Here’s an interesting question. When the regulators seek to ban particular websites for alleged piracy, do they risk gifting those naughty entities valuable publicity?
The question is triggered by the Motion Picture Association’s decision to attempt to shut down Newzbin2, an alleged piracy portal website, using the UK’s Copyright, Design and Patents Act. In an apparently unprecedented move, The MPA, trade body for the studios, is trying to get British Telecom to deny users access to the site.
Momentum Pictures is particularly concerned about illegal versions of a certain Oscar winner. “The survival of our business depends on the revenues we receive for our content,” said a spokesman. “Our film, The King’s Speech, is available on the Newzbin2 website without our consent. Neither we nor the film-makers receive anything for this.”
Representatives of the Hollywood studios argued in court that the problem of illegal file-sharing was “a very significant social evil”.
British Teleco, in turn, argued strongly against the MPA’s case. The Internet Service Provider’s brief said “claimants would seek orders blocking access to websites alleged to contain defamatory allegations or private and confidential information”.
Let’s get back to our original question. A million George VI fans will, upon hearing of the suit, surely make their way straight to the accused website.
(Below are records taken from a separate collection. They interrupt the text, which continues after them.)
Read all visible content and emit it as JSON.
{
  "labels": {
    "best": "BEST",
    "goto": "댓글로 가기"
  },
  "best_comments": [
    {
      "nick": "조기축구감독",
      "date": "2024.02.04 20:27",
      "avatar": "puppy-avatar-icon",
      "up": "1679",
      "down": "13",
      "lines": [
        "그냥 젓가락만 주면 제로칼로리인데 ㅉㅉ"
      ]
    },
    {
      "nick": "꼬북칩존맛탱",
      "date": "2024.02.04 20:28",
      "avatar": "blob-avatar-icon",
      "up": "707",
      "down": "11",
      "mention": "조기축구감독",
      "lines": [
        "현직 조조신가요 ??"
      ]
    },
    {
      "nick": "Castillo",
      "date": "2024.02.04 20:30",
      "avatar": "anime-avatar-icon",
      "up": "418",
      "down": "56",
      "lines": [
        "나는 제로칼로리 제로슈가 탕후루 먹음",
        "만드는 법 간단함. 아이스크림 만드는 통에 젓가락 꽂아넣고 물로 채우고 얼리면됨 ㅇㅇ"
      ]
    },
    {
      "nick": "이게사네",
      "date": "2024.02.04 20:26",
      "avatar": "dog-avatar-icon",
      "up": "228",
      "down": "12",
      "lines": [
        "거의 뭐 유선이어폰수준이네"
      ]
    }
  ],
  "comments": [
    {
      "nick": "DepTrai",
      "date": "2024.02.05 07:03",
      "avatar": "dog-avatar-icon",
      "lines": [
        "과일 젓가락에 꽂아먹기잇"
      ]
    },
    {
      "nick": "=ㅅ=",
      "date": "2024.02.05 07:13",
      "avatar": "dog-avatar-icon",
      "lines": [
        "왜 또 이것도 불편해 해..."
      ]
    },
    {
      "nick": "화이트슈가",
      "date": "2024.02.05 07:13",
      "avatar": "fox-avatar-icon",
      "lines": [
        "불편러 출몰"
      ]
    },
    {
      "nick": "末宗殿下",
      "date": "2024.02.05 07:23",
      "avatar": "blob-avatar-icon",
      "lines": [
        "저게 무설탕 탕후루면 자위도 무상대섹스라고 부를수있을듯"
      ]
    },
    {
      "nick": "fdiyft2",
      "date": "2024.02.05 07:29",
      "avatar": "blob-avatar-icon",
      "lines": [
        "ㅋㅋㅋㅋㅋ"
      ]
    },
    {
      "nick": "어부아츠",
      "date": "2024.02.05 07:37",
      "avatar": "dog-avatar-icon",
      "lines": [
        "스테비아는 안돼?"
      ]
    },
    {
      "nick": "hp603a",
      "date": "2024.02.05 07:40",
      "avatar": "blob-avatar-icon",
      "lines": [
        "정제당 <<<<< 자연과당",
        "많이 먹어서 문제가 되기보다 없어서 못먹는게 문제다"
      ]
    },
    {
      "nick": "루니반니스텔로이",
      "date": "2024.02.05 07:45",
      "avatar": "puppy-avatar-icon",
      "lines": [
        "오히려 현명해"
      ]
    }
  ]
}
Talk really is cheap: Colin Firth and Helena Bonham Carter in The King’s Speech